CPC Campaigns – Relation between Budget and CTRs

We are going to talk about the relation between Campaign Budget and CTR in CPC digital advertising, even though budget shouldn’t affect CTRs in an ideal world.

The above data is for a CPC campaign. The details of the campaign metrics are mentioned in the table above. If you observe in the above data, the click through ratios (CTRs) for the product have ranged around 1.3-1.5% in Apr-Jun’20. However, there is a drastic drop in CTR from July onwards. The only metric that has been changed from June to July was the budget; the budget in July was cut down to half of June. The bid value was competitive throughout and is not a causing factor here. The product actually gained in ratings and reviews during the period of July and August and therefore, if anything, the CTRs have to be better. But, they are down by a big margin.

My hypothesis is: When the budget is reduced, some platforms automatically push up (in ad sequence) other ads with all parameters such as bid value on parity but with higher budgets. This is so that the platform can maximize their ad revenues.

Consequently, the answer that the platform tells us is that CTRs is always a relative performance metric. There are other ads performing better than your ad during this period in this category and that is why the CTRs are lower for your ad. But, that is not necessarily the 100% picture. Or that the budget is getting completed very early for the day, before even the main high intention audience come in for this product.

This is a short example to show how the budget, even though should ideally not influence the position, will influence the position of the ad and therefore the CTRs and also the conversions are impacted. As the ad goes lower, the CTR will drop. The lower the ad is, the higher the chance that the person has already visited other links and has made up the mind to buy something else already. So, it becomes that much more difficult now to convert that traffic. So, as the ad goes lower in sequence, the conversion too will drop which is a big impact on any marketing objective.

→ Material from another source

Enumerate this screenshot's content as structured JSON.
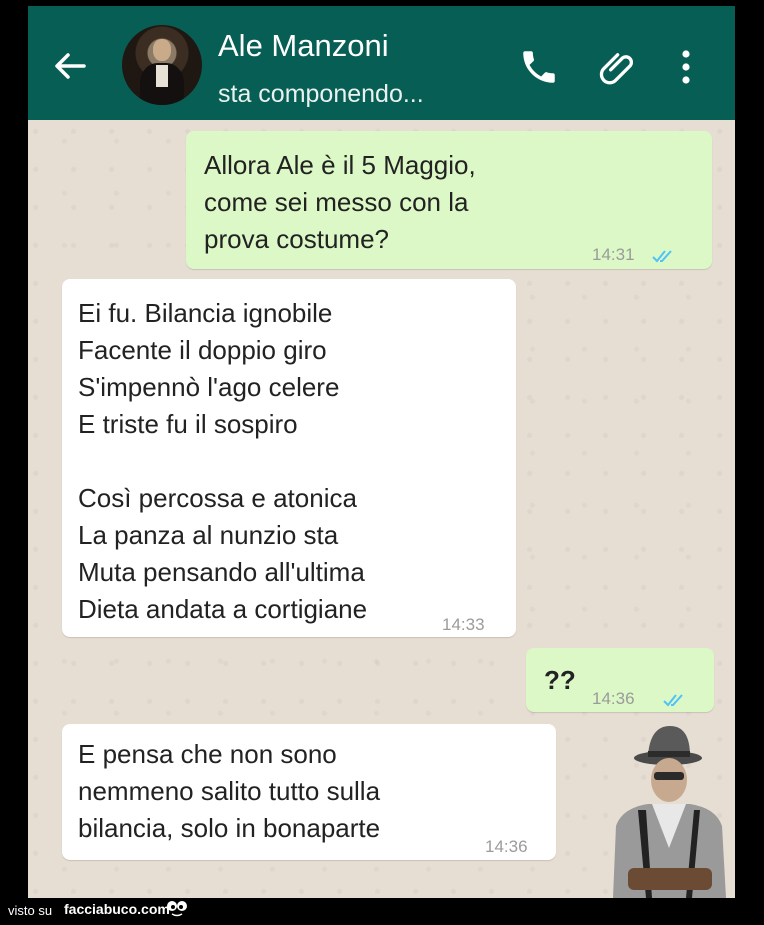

So, ultimately you will start losing on sales and you will end up paying for non-converting clicks.

I can understand that a higher bid should be incentivized in the sequence, just like how a television commercial just before the program and just after the program is more expensive than other ads in the sequence. But, prioritizing basis budget may not be completely righteous for advertisers.

Everything considered, budgeting for advertising isn’t a one-time task but is an ongoing process that needs tweaks basis the objectives and performance. An acceptable way to decide on a daily budget is to find out how many visits are required to generate a sale. Giving a campaign its own separate daily budget, it’s easy to control costs and prioritize campaigns based on their level of importance and performance.

Hope this is useful, thank you.